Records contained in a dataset
---+---

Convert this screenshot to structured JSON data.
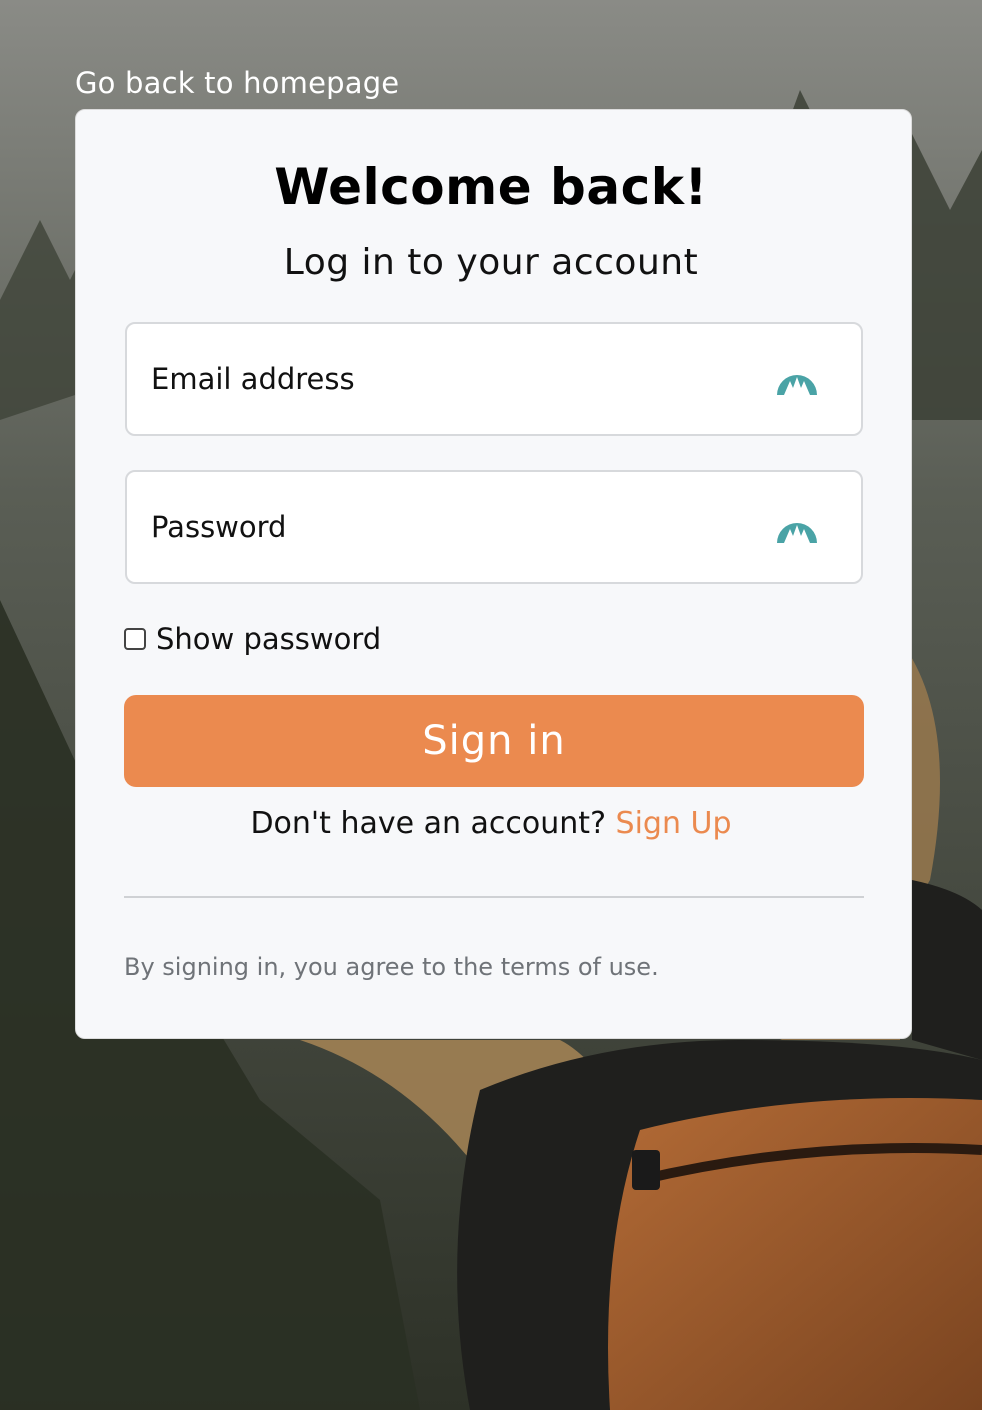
{
  "nav": {
    "back_link": "Go back to homepage"
  },
  "login": {
    "title": "Welcome back!",
    "subtitle": "Log in to your account",
    "email_placeholder": "Email address",
    "password_placeholder": "Password",
    "show_password_label": "Show password",
    "show_password_checked": false,
    "signin_label": "Sign in",
    "signup_prompt": "Don't have an account?",
    "signup_link": "Sign Up",
    "terms": "By signing in, you agree to the terms of use."
  },
  "icons": {
    "field_icon": "password-manager-icon"
  },
  "colors": {
    "accent": "#eb8a4f",
    "field_icon": "#4aa3a6",
    "card_bg": "#f7f8fa"
  }
}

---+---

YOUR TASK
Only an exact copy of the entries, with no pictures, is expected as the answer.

SOLUTION TO THE EXERCISE
Convert this screenshot to structured JSON data.
{
  "nav": {
    "back_link": "Go back to homepage"
  },
  "login": {
    "title": "Welcome back!",
    "subtitle": "Log in to your account",
    "email_placeholder": "Email address",
    "password_placeholder": "Password",
    "show_password_label": "Show password",
    "show_password_checked": false,
    "signin_label": "Sign in",
    "signup_prompt": "Don't have an account?",
    "signup_link": "Sign Up",
    "terms": "By signing in, you agree to the terms of use."
  },
  "icons": {
    "field_icon": "password-manager-icon"
  },
  "colors": {
    "accent": "#eb8a4f",
    "field_icon": "#4aa3a6",
    "card_bg": "#f7f8fa"
  }
}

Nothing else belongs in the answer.